This past Friday I went to the opening for one of my Twitter Artist Connections at Gallery @ Second in Harrisburg, PA. David Pringle is a photographer with a particular fondness for architectural landscapes (one of my favorite subjects.)
Many of the images he exhibited were from Eastern State Penitentiary in Philadelphia. (You may have heard of it on a show about Al Capone or possibly some ghost related program.) There is fantastic lighting and a lot of peeling paint and rusty metal in these, so you know these are my favorites. He also plays a lot with the focus in these, sometimes choosing to leave much of the photo blurry to highlight one point of a shard of glass.
Some of the other photos in the exhibition featured places in Harrisburg, Ohio, West Virginia, and California, and these had a different from the Penitentiary photos. Rotting barns, ethereal trees, and foggy bridges are the subjects here.
An interesting thing about these photos is how they were printed and his artist’s statement provided an explanation of the different techniques.

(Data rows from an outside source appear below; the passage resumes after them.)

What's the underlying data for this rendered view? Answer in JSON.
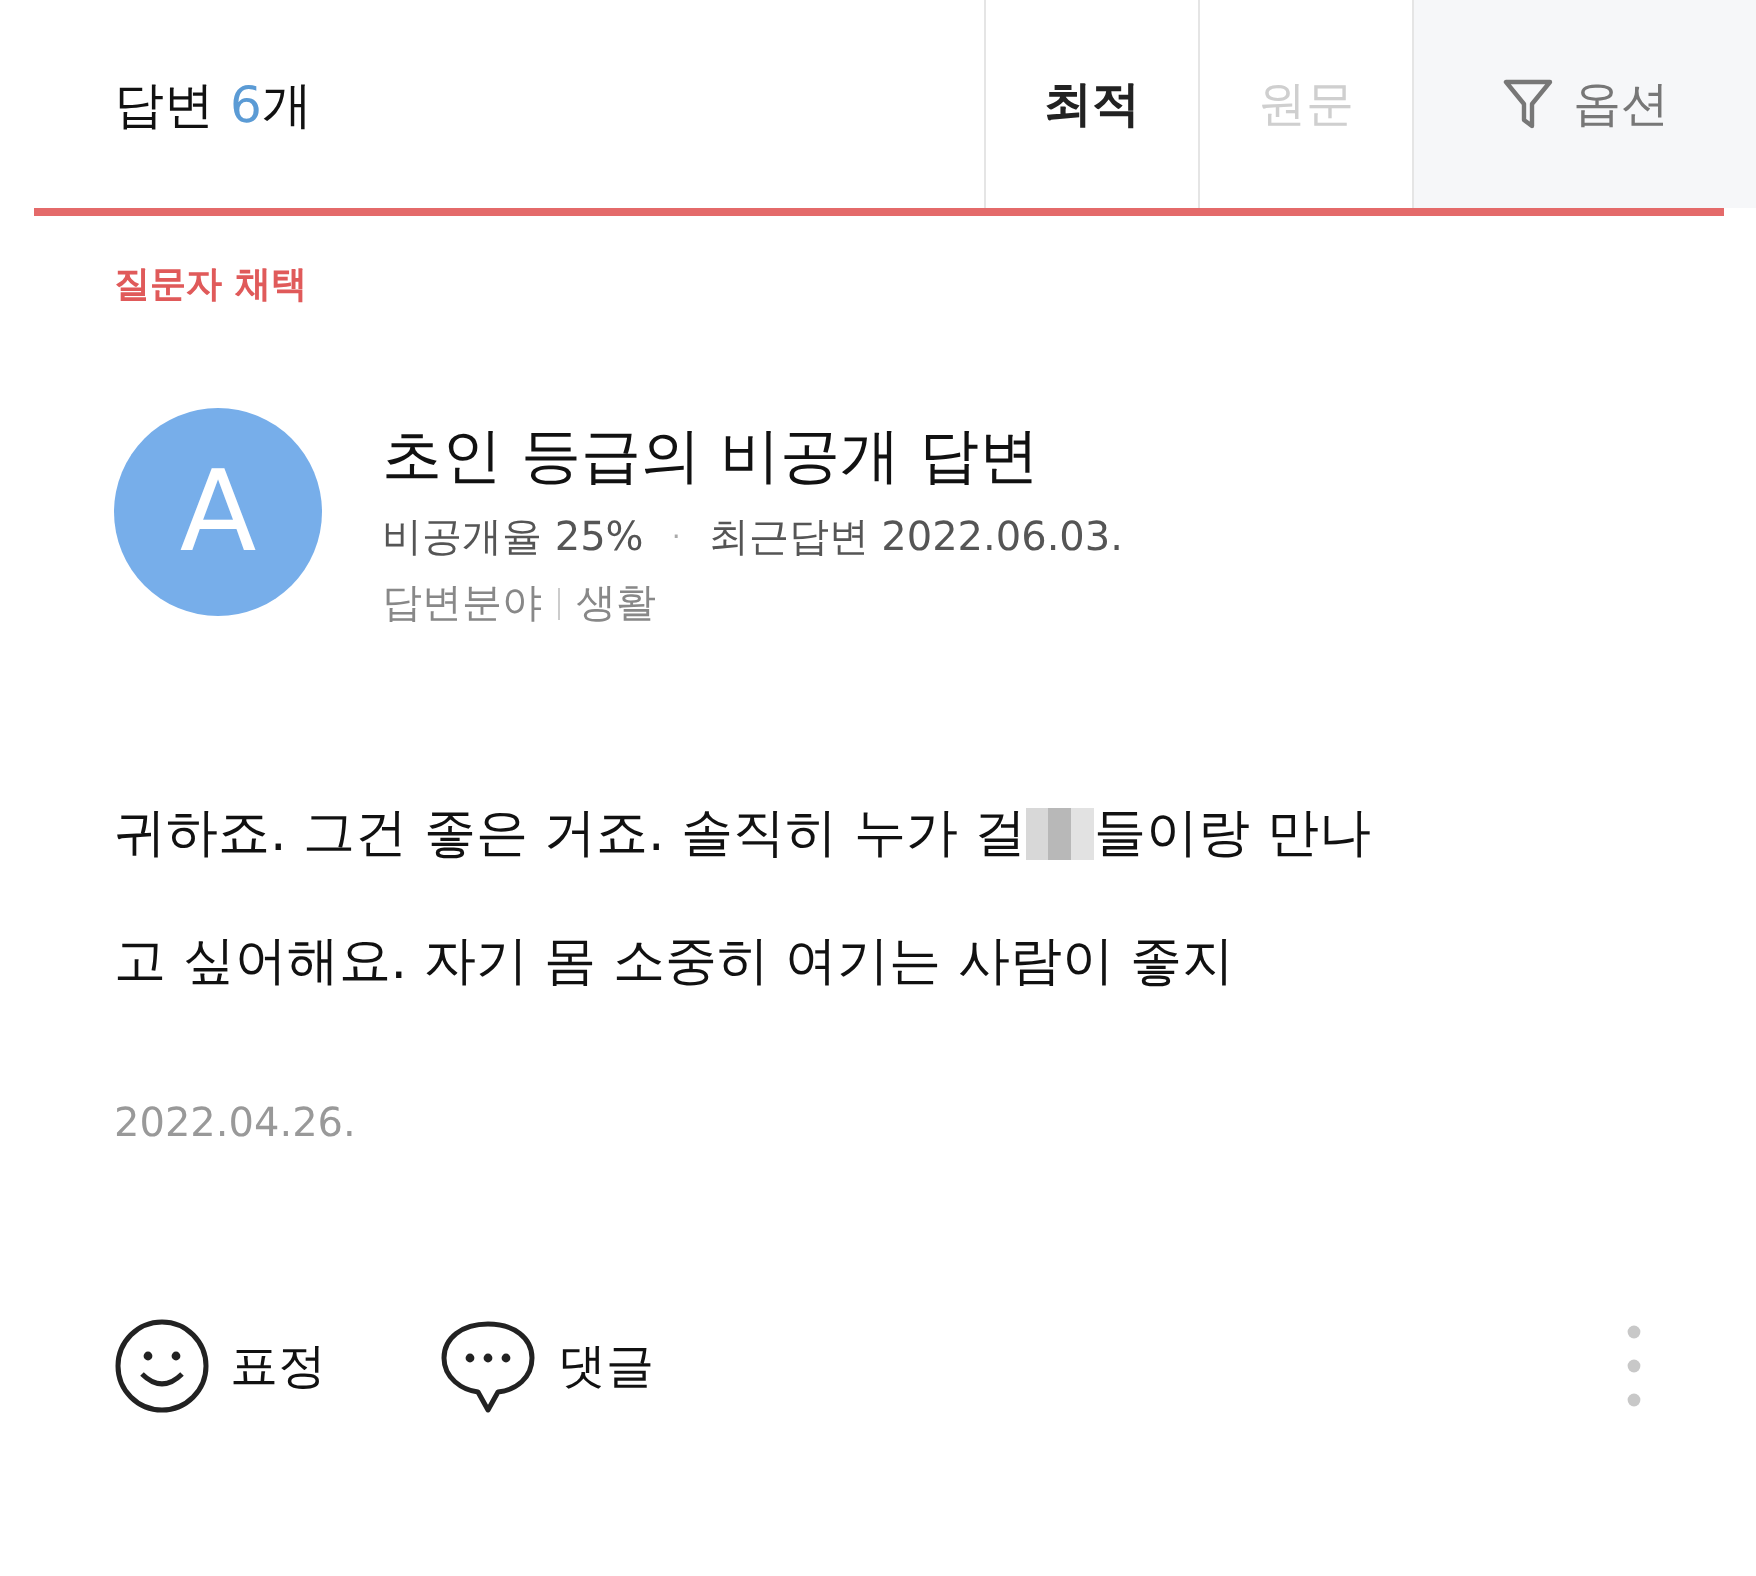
{
  "header": {
    "label": "답변",
    "count": "6",
    "suffix": "개",
    "sort_tabs": [
      {
        "label": "최적",
        "selected": true,
        "disabled": false
      },
      {
        "label": "원문",
        "selected": false,
        "disabled": true
      }
    ],
    "options_button": {
      "label": "옵션"
    }
  },
  "answer": {
    "badge": "질문자 채택",
    "author": {
      "avatar_letter": "A",
      "name": "초인 등급의 비공개 답변",
      "private_rate": "비공개율 25%",
      "separator": "·",
      "recent": "최근답변 2022.06.03.",
      "field_label": "답변분야",
      "field_value": "생활"
    },
    "text_lines": [
      {
        "parts": [
          "귀하죠. 그건 좋은 거죠. 솔직히 누가 걸",
          "들이랑 만나"
        ]
      },
      {
        "parts": [
          "고 싶어해요. 자기 몸 소중히 여기는 사람이 좋지"
        ]
      }
    ],
    "date": "2022.04.26.",
    "actions": [
      {
        "kind": "emoji",
        "label": "표정"
      },
      {
        "kind": "comment",
        "label": "댓글"
      }
    ]
  }
}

Some were metal prints (printed directly onto treated aluminum,) some were giclees (printed onto canvas,) and others were glass prints (printed directly onto treated glass with a backing material behind it.)
But the most interesting technique were the ones that he transferred onto wood. I saw some of the process photos that he shared on Twitter, so I was interested to see how they came out. These photos showed the grain of the wood through the light parts of the image and came out with warm tones that made them seem much older than they are. They also came out more ethereal. (Unfortunately I don’t have a pic of these to show you.)
The gallery itself is pretty small and packed full of people – Third in the Burg was not an ideal time to enjoy the photos. His exhibition is running concurrently with the plein air paintings of Julie Riker and the second floor is packed salon style with the other artists the gallery represents. Gallery @ Second is open Thursday and Friday evenings and then Saturday and Sunday during the day. You’ll be able to appreciate each piece when there are less people jostling around I’m sure. The exhibition is up now through July 14th, 2012 and I highly suggest it if you are in the area.